Cyber Risk Is A Business Risk

Cyber Risk Is A Business Risk

Cyber risk, a critical component of contemporary risk management, embodies the potential threats and adverse impacts that arise from the digital business environment. Unlike traditional business risks, which often revolve around financial, operational, or compliance challenges, cyber risk is naturally linked to the information technology and digital assets of an organization. This distinction is crucial as it underscores the unique nature of threats such as data breaches, hacking incidents, and other forms of cyberattacks that can lead to significant business disruption.

Today, the importance of understanding and mitigating cyber risk cannot be overstated. As organizations undergo digital transformation, the expansion of digital footprints brings more vulnerabilities to businesses. The high stakes of cyber risk, from financial losses to reputational harm, show its blend and strong contribution to the overall business risks.

The spotlight on cyber risk has been amplified due to the increasing sophistication of cyber threats alongside the global reliance on digital infrastructure. The rapid pace of technological advancement, while opening new avenues for business growth, efficiency, and innovation, also presents unprecedented vulnerabilities. The implications of a data breach, for instance, extend beyond immediate financial loss to encompass regulatory penalties and long-term trust erosion among stakeholders.

Many executives still overlook Cyber Risk as a core Business Risk. Yet, a growing number started realizing and ranking it top because computer technology drives businesses today. This shift reflects the critical role of digital infrastructure in operations. Recognizing Cyber Risk as crucial ensures businesses stay ahead in a digital-oriented world.

Despite the growing prevalence of cyber threats, their risk often remains undervalued by C-executives. This originates from several key factors, ranging from the dynamic nature of cyber risks to a gap in comprehensive risk communication. Before digging into these main reasons, it’s crucial to understand the multifaceted challenges that contribute to this oversight, setting the stage for a deeper exploration into bridging the understanding gap in cybersecurity.

Cyber Risk Is Dynamic

Cyber risks evolve rapidly, outpacing many C-executives’ appreciation. A decade ago, concerns varied greatly from today’s, with the shift to cloud computing introducing new vulnerabilities. This dynamic nature challenges executives to stay ahead and updated, often leading to an underestimation.

Cyber Risk Lacks Documentation

Cyber risks often go underrepresented in traditional business risk literature. Legacy resources extensively document financial and operational risks but may not detail the complexities of cyber threats. This gap leaves C-executives less informed, contributing to the mitigation of cyber risks in strategic planning.

Cyber Risk Is Intangible

Cyber risks often become tangible for C-executives only after an incident, such as a ransomware attack. Until faced with direct consequences, many leaders may not perceive it as a pressing threat, delaying serious action or budget allocation. This reactive perspective undermines proactive risk management, emphasizing the need for a shift towards anticipatory cyber risk strategies.
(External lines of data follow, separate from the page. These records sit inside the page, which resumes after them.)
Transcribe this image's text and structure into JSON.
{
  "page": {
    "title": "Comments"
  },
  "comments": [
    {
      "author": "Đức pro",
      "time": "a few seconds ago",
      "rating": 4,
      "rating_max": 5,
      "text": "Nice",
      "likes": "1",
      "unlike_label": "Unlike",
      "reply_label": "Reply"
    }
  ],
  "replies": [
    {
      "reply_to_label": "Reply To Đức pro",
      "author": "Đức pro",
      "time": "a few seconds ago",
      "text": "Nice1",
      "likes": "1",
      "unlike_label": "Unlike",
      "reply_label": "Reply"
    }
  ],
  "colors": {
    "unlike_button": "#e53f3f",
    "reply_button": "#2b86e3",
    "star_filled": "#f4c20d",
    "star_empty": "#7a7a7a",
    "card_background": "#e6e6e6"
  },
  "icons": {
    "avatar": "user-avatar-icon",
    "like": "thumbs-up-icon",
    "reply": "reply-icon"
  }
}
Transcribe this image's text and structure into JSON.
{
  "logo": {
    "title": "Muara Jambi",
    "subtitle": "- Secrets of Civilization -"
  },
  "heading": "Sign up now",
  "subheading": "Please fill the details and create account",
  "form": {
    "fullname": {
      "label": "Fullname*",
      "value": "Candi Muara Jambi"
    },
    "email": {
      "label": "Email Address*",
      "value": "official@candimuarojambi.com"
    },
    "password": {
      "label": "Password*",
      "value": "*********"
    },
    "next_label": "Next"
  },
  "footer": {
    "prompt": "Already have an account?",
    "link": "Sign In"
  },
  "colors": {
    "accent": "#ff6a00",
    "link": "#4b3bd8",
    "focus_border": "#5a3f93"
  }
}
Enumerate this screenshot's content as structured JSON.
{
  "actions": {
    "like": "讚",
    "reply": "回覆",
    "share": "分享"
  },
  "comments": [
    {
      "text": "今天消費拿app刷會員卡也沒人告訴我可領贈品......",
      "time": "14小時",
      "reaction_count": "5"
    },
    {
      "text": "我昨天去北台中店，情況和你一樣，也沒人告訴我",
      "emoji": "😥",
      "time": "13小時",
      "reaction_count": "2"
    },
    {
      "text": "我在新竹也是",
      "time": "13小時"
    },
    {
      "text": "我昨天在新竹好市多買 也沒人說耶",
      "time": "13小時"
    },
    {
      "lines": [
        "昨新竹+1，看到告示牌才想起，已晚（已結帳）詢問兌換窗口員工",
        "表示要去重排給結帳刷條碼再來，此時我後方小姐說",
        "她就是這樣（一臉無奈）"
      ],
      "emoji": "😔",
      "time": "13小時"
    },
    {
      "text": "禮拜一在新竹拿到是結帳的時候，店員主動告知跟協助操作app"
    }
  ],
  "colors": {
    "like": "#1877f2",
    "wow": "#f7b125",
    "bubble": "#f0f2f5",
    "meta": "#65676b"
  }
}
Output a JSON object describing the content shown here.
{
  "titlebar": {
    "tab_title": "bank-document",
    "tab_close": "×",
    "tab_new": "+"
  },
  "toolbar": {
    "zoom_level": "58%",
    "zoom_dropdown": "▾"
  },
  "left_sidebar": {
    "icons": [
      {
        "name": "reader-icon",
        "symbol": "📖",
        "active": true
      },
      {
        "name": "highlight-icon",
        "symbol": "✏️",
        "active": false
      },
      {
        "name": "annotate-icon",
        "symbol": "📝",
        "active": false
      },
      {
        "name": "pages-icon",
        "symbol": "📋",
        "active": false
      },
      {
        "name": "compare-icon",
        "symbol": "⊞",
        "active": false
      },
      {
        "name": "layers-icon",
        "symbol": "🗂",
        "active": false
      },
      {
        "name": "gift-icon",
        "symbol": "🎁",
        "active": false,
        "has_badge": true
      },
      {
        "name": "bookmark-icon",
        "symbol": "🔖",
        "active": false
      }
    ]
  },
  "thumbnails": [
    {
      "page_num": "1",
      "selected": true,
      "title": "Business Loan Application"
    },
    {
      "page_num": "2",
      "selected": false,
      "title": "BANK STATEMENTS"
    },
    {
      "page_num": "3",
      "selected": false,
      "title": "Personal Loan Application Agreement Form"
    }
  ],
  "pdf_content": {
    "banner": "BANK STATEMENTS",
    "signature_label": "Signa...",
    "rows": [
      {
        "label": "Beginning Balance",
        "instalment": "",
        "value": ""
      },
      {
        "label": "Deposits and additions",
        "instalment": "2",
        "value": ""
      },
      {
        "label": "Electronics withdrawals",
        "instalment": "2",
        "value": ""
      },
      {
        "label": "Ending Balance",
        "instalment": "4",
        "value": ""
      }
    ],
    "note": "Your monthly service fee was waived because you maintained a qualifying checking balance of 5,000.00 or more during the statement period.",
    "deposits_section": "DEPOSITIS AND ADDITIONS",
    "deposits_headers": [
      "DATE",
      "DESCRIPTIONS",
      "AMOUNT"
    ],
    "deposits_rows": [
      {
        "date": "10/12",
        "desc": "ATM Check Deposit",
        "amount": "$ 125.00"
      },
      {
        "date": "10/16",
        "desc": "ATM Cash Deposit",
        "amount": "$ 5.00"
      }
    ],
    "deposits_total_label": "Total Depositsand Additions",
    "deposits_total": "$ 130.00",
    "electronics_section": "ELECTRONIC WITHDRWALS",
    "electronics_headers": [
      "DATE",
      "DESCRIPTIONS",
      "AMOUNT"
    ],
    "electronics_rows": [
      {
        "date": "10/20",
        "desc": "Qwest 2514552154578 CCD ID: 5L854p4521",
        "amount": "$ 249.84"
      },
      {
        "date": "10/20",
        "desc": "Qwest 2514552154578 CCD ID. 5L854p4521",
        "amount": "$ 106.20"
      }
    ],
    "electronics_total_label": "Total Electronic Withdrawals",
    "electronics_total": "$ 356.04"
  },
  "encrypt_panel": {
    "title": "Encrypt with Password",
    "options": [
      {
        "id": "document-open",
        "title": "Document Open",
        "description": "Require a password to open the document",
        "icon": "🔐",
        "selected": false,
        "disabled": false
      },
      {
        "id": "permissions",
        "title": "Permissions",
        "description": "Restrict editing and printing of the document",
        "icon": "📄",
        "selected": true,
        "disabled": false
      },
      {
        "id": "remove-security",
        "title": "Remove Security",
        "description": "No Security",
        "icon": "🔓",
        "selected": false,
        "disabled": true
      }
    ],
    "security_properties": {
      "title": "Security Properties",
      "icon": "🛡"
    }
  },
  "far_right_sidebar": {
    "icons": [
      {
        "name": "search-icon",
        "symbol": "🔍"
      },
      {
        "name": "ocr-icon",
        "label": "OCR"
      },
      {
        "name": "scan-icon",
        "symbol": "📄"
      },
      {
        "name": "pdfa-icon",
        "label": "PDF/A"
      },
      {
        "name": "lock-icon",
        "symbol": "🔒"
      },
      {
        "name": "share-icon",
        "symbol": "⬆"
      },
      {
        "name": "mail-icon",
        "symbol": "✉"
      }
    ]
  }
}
Underestimation Of The Financial Impact

Many C-executives underestimate cybersecurity incidents, viewing them as mere operational disruptions. Yet, the financial impact, including regulatory fines, legal fees, and lost customer trust, can be profound and not immediately visible, highlighting a critical gap in risk perception and management.

Onboarding Business Leader To Cyber Risk Platforms

Miscommunication between IT Security and business leaders stems from a lack of robust platforms that calculate and report cyber risk tangibly. Leaders seek data-driven insights, not staff opinions, to inform decisions and budget allocations, highlighting a gap in current market solutions.

Perception of Cybersecurity as an IT Problem

There’s a tendency to view cybersecurity as solely an IT issue rather than a strategic business challenge. This perception can lead to insufficient leadership attention and resources being allocated to cyber risk management.

Addressing the underestimation of cyber risks by C-executives requires a multifaceted strategy, emphasizing both education and integration. First, encouraging continuous cybersecurity education for all executives is important. By ensuring leaders are well informed about the latest cyber threats and trends, organizations can elevate their strategic responses to these challenges. Integrating cybersecurity into the broader business risk management frameworks ensures that it receives the attention it merits, aligning it with other critical business risks.

Moreover, developing clear, quantifiable metrics for cybersecurity risk assessment can help demystify cyber risks, making them more tangible and actionable for decision-makers. This approach facilitates informed strategic planning and budgeting, where cybersecurity is prioritized alongside other essential business operations.

Breaking down silos between departments is also a significant approach to minimizing cyber risks. It ensures a comprehensive understanding and approach to mitigating cyber risks.

It is the responsibility of the compliance team to keep business leaders aware and updated about regulatory compliance. It not only mitigates legal and financial risks but also reinforces a culture of accountability and vigilance.

  • They are very dynamic, they evolve rapidly over time
  • They must be integrated into the broad business risk management framework
  • C-Executives must be well-communicated and updated about cybersecurity challenges
  • Business leaders understand and appreciate the tangible type of risks
  • It requires solid education and awareness by all stakeholders